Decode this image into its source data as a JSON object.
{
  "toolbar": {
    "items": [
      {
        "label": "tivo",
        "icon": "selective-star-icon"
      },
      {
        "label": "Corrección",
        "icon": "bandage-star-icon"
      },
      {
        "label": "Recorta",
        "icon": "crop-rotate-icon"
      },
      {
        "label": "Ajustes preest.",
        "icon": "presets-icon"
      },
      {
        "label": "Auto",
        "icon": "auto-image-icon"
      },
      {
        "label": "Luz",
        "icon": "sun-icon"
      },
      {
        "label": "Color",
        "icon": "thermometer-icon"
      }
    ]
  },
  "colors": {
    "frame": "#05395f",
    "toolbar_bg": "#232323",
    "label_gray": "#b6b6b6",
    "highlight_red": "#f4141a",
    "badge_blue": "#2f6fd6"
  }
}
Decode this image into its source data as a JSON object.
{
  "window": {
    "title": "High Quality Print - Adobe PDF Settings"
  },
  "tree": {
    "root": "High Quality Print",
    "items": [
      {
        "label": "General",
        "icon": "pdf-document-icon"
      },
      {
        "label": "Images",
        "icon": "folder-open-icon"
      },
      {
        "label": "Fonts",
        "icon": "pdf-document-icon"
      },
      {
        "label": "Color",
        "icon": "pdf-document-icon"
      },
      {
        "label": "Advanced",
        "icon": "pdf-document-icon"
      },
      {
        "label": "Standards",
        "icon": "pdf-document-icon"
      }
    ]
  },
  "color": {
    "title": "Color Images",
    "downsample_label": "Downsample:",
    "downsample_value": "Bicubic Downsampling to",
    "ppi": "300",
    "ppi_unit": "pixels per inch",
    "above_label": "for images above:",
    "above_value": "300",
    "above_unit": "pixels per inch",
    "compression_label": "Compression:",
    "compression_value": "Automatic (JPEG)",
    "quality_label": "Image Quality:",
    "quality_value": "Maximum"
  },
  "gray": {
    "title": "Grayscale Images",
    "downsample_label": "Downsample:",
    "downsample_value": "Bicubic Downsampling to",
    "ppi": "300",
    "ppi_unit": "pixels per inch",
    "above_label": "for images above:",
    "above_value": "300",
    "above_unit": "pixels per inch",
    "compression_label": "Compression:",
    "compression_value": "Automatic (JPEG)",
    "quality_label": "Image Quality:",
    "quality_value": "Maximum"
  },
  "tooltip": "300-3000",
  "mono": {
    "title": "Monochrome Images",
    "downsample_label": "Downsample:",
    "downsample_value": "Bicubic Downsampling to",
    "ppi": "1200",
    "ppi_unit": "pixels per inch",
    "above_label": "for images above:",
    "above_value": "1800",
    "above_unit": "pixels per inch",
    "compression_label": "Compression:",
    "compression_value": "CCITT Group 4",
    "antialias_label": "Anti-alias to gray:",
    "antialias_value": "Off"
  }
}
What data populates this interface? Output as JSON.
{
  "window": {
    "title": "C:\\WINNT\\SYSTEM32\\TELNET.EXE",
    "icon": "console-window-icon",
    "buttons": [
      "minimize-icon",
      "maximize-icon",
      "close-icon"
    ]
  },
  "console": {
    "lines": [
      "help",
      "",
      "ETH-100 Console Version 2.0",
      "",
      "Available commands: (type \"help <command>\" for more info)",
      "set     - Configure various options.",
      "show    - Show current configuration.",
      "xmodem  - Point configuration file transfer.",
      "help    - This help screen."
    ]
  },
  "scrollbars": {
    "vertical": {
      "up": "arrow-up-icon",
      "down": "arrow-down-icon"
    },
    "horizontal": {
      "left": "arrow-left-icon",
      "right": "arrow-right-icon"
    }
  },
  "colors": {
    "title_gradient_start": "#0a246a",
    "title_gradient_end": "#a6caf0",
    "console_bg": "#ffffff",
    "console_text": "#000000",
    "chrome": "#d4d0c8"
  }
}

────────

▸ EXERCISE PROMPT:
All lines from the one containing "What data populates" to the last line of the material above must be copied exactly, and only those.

▸ WORKED SOLUTION:
What data populates this interface? Output as JSON.
{
  "window": {
    "title": "C:\\WINNT\\SYSTEM32\\TELNET.EXE",
    "icon": "console-window-icon",
    "buttons": [
      "minimize-icon",
      "maximize-icon",
      "close-icon"
    ]
  },
  "console": {
    "lines": [
      "help",
      "",
      "ETH-100 Console Version 2.0",
      "",
      "Available commands: (type \"help <command>\" for more info)",
      "set     - Configure various options.",
      "show    - Show current configuration.",
      "xmodem  - Point configuration file transfer.",
      "help    - This help screen."
    ]
  },
  "scrollbars": {
    "vertical": {
      "up": "arrow-up-icon",
      "down": "arrow-down-icon"
    },
    "horizontal": {
      "left": "arrow-left-icon",
      "right": "arrow-right-icon"
    }
  },
  "colors": {
    "title_gradient_start": "#0a246a",
    "title_gradient_end": "#a6caf0",
    "console_bg": "#ffffff",
    "console_text": "#000000",
    "chrome": "#d4d0c8"
  }
}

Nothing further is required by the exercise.